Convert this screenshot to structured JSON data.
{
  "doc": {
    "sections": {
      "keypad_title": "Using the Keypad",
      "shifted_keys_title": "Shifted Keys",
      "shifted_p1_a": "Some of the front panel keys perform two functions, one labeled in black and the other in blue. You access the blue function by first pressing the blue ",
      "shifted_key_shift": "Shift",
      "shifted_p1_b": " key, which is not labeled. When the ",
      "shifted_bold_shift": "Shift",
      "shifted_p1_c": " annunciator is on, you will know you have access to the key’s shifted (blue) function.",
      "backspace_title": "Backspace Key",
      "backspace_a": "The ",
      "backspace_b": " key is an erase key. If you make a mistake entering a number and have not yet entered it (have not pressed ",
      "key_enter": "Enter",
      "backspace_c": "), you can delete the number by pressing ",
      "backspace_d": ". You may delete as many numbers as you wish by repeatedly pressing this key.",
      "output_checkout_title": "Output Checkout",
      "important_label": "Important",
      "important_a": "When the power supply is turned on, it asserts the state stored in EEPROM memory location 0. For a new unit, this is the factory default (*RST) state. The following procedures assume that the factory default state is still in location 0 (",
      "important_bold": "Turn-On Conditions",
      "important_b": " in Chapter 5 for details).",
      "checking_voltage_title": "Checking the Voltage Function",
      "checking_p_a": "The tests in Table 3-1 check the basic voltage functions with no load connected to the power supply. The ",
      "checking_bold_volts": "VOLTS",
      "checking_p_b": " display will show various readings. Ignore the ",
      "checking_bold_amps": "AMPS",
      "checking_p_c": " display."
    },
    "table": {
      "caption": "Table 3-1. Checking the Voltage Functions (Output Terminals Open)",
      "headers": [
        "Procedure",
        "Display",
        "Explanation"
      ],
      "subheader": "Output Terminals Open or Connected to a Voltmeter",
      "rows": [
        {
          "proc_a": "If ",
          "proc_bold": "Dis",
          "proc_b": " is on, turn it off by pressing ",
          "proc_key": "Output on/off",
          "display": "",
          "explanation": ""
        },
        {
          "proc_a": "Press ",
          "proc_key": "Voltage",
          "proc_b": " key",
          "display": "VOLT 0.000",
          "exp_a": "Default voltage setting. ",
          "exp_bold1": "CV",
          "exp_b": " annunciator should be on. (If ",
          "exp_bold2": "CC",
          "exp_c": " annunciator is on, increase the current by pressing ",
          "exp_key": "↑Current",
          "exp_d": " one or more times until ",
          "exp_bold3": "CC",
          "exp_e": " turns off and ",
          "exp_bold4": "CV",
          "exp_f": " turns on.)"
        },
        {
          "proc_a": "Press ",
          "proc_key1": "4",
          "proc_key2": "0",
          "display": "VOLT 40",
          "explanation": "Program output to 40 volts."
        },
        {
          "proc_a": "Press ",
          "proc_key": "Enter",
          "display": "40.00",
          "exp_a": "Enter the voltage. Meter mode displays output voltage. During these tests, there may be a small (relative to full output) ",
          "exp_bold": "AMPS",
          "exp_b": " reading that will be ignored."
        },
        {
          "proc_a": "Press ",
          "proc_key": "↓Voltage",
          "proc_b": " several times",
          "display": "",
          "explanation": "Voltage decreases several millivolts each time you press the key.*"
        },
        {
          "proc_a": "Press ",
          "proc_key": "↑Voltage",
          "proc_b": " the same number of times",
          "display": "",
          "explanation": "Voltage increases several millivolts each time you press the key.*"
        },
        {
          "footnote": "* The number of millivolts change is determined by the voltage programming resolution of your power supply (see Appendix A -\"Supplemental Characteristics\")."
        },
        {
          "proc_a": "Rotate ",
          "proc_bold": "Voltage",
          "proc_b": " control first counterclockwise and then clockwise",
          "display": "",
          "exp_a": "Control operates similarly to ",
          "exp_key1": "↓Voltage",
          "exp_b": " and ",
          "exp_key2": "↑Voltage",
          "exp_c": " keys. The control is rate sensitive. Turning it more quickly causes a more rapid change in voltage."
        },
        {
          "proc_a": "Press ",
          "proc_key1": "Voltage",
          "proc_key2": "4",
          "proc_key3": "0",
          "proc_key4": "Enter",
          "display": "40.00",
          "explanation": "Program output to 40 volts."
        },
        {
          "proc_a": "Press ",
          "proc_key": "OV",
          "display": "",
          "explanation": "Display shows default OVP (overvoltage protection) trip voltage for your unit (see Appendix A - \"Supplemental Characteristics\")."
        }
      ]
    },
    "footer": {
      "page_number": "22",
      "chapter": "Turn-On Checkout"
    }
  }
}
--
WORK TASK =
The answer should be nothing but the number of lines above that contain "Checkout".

ANSWER TO THIS PROBLEM =
2